The word translated health is yeshuw’ah. It means deliverance or salvation and is a synonym for the word yasha’, which means to be saved (3467). The name Jesus is a Greek form of the word yeshu’ah indicating that David was looking to his Messiah for restoration of health to his soul. The word countenance refers to the face or the look on one’s face (6440). David may have been thinking about the time when he would see his Savior face to face and would praise him for his gift of salvation and the completed work that would provide deliverance from his sin.

Your heart’s desire

“For he satisfieth the longing soul, and filleth the hungry soul with goodness” (Psalm 107:9). “The Hebrew system of thought does not include the opposition of the terms ‘body’ and ‘soul’ which are really Greek and Latin in origin. The Hebrew compares/contrasts ‘the inner self’ and ‘the outer appearance’ or as viewed in a different context, ‘what one is to oneself’ as opposed to ‘what one appears to be to one’s observers'” (5315).

A common question asked of children in the United States is what do you want to be when you grow up. It is assumed that while growing up, children can engage in a process that changes or molds them into what they want to be. I don’t know of any studies that have shown how often children grow up and become what they want, but my  personal experience tells me that it rarely happens. When I was asked that question, I didn’t know what to say, but I know what I became was not what I wanted.

I think children have a tendency to dream or maybe even fantasize about what their life will be like when they are grown up. Then, when they are, they compare their dream to reality to measure their satisfaction with life. In my case, my satisfaction level was zero and that is why I decided to kill myself. The problem in my situation was that I didn’t have anything to compare reality with; I didn’t know what I wanted to be, at least I didn’t think I did.

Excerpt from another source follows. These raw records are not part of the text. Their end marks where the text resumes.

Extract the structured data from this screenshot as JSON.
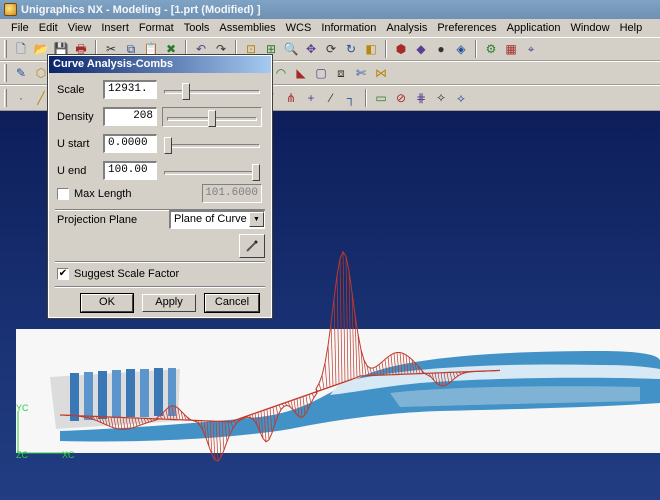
{
  "window": {
    "title": "Unigraphics NX - Modeling - [1.prt (Modified) ]"
  },
  "menu": [
    "File",
    "Edit",
    "View",
    "Insert",
    "Format",
    "Tools",
    "Assemblies",
    "WCS",
    "Information",
    "Analysis",
    "Preferences",
    "Application",
    "Window",
    "Help"
  ],
  "toolbars": {
    "row1": [
      "new-file-icon",
      "open-folder-icon",
      "save-icon",
      "print-icon",
      "sep",
      "cut-icon",
      "copy-icon",
      "paste-icon",
      "delete-icon",
      "sep",
      "undo-icon",
      "redo-icon",
      "sep",
      "fit-view-icon",
      "zoom-window-icon",
      "zoom-icon",
      "pan-icon",
      "rotate-icon",
      "refresh-icon",
      "shaded-icon",
      "sep",
      "render-style-icon",
      "view-cube-icon",
      "color-icon",
      "layer-icon",
      "sep",
      "tools-icon",
      "grid-icon",
      "snap-icon"
    ],
    "row2": [
      "sketch-icon",
      "feature-icon",
      "extrude-icon",
      "revolve-icon",
      "sweep-icon",
      "hole-icon",
      "sep",
      "block-icon",
      "cylinder-icon",
      "cone-icon",
      "sphere-icon",
      "sep",
      "surface-icon",
      "mesh-icon",
      "blend-icon",
      "chamfer-icon",
      "shell-icon",
      "offset-icon",
      "trim-icon",
      "sew-icon"
    ],
    "row3": [
      "point-icon",
      "line-icon",
      "arc-icon",
      "spline-icon",
      "sep",
      "curve-icon",
      "bridge-icon",
      "fillet-curve-icon",
      "sep",
      "project-icon",
      "intersect-icon",
      "extract-icon",
      "sep",
      "analysis-icon",
      "deviation-icon",
      "comb-icon",
      "cross-icon",
      "slash-icon",
      "corner-icon",
      "sep",
      "face-icon",
      "section-icon",
      "iso-icon",
      "highlight-icon",
      "reflect-icon"
    ]
  },
  "dialog": {
    "title": "Curve Analysis-Combs",
    "scale": {
      "label": "Scale",
      "value": "12931.",
      "slider": 0.2
    },
    "density": {
      "label": "Density",
      "value": "208",
      "slider": 0.5
    },
    "u_start": {
      "label": "U start",
      "value": "0.0000",
      "slider": 0.0
    },
    "u_end": {
      "label": "U end",
      "value": "100.00",
      "slider": 1.0
    },
    "max_length": {
      "label": "Max Length",
      "checked": false,
      "value": "101.6000"
    },
    "projection": {
      "label": "Projection Plane",
      "value": "Plane of Curve"
    },
    "suggest": {
      "label": "Suggest Scale Factor",
      "checked": true
    },
    "buttons": {
      "ok": "OK",
      "apply": "Apply",
      "cancel": "Cancel"
    }
  },
  "viewport": {
    "axis_labels": {
      "yc": "YC",
      "zc": "ZC",
      "xc": "XC"
    },
    "colors": {
      "background": "#14286a",
      "model": "#2e86c1",
      "comb": "#c0392b"
    }
  }
}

Because God is our creator, he knows the desires of our hearts. He created us to be something and until we do become what we are meant to be, we will never be satisfied. The Psalmist said in Psalm 107:14, “He brought them out of darkness and the shadow of death and break their bands in sunder.” The bands referred to here are restraints or discipline that is meant to keep you going in a certain direction, on a specific course that is not of your own choosing, such as when an animal is harnessed and forced to plow a field.

God’s goal in developing a relationship with us is to satisfy our souls, that which we are to ourselves, the inner self, with goodness. He wants to give us the desires of our hearts. “Therefore he brought down their heart with labour, they fell down, there was none to help. Then they cried unto the LORD in their trouble, and he saved them out of their distress” (Psalm 107:12-13).